Each year we see a few creative types that seem to break out (Jonathan Coulton, Felicia Day, etc.) and each has a unique path to present success. There doesn't seem to be a good general model, but I think we're starting to see certain elements in common. For example, intense fan service, a hawk eye on the business details, and a willingness to roll with the punches and adapt all seem to be necessary ingredients. Palmer's success didn't come overnight - Dresden Dolls formed in 2000 I think - which means she's busted ass for over a decade now. What she's doing now would not have been possible in 2000 but that says more about the Internet age than about Palmer.

On the Microsoft/B&N partnership, the blog entry by Tobias Buckell is typical of the reactions I'm seeing. Buckell's point, which I think is spot-on, is that this is not at all about a Windows 8 Nook. It's about the merging of two software ecosystems and the possibilities that opens up. And also that neither big entity seems to have concrete plans for how that's going to happen. Hell, they couldn't even figure out a real final name for their joint venture. This makes me think the whole thing was rushed and not necessarily well thought-out.
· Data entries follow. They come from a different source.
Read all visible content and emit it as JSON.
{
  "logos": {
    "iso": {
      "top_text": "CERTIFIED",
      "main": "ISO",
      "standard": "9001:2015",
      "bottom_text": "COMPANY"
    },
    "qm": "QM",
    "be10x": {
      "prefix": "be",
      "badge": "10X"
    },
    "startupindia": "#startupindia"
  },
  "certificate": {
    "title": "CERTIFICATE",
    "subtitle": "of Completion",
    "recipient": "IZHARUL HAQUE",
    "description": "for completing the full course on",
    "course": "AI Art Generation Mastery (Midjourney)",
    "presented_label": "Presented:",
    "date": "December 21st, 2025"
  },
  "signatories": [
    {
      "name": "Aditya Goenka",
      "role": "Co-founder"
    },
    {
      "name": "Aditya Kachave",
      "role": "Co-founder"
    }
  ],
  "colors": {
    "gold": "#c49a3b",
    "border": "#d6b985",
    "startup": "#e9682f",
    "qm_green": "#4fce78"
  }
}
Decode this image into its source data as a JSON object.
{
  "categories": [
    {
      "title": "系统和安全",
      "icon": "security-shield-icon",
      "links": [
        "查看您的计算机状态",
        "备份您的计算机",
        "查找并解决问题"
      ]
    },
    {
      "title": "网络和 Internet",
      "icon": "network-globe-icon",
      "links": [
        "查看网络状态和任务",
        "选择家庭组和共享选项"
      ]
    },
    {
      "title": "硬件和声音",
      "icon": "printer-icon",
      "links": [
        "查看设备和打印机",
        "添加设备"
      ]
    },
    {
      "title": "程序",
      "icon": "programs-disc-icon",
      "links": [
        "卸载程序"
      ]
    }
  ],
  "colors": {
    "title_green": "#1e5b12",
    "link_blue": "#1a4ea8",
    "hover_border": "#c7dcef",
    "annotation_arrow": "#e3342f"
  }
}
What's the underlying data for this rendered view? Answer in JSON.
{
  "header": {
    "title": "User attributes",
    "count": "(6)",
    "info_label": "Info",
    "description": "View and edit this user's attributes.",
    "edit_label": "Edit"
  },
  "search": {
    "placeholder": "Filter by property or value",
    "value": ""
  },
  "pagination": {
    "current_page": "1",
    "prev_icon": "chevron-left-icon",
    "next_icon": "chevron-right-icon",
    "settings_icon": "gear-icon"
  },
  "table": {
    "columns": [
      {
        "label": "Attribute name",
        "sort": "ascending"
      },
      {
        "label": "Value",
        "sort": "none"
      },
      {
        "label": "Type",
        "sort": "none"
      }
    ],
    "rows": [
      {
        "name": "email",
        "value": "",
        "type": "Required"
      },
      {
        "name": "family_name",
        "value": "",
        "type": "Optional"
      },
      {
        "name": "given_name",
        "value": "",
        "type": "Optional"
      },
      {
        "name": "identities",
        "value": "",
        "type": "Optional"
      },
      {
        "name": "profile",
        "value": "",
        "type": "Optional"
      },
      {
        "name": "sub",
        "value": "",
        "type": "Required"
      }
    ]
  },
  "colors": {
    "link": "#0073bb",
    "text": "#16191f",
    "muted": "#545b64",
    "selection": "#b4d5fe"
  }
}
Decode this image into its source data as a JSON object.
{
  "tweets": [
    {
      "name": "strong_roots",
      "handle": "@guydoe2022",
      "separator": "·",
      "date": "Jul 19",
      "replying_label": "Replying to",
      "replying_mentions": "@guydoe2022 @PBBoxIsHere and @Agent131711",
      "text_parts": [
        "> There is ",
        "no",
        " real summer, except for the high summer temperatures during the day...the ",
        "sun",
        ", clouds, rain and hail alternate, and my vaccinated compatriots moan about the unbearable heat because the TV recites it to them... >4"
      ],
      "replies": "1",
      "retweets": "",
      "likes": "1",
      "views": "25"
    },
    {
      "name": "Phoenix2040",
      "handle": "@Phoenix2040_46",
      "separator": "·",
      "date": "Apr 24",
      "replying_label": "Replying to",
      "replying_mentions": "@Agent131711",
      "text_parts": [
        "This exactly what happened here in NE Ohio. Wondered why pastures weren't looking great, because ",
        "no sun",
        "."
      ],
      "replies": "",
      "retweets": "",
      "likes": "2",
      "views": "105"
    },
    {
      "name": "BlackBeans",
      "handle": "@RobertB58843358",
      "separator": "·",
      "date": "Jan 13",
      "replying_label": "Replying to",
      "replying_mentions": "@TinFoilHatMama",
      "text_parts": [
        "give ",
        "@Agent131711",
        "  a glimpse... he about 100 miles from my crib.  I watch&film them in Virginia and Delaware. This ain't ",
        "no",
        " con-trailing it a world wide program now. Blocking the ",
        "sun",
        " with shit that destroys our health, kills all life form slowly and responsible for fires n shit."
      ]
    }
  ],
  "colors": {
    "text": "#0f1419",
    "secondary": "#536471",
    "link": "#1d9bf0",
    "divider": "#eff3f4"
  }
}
Above I mentioned "rolling with the punches." In particular I think a key element of this is being willing to re-invent one's self-conception. Day moved from doing standard television shows to running her own YouTube channel. Palmer has always had theatrical elements as part of her musical acts, but lately she's added spoken word, poetry, and art/photography. What makes me doubt that the MS/B&N merger will work is that I can't see either company pivoting quickly enough to re-imagine themselves in new ways. But a big bankroll buys you a lot, not least of it time, so I'm not willing to write them off entirely just yet.

Comments (0) + TrackBacks (0) | Category: Big Thoughts


POST A COMMENT




Remember Me?



EMAIL THIS ENTRY TO A FRIEND

Email this entry to:

Your email address:

Message (optional):




RELATED ENTRIES
Music Business for 21st Century Independent Artists
Net Neutrality? Still Could Be Kept
Hey, Look, E-Books Still Suck
Makers, Fan Art, Making it Pay
IP Analogy to Physical Property (in Architecture)
That Sound You Hear is the Anti-Neutrality Dam Breaking
Having (Mostly) Failed with Authors, Amazon Makes a Pitch for the Readers
And No Kill Switches, Either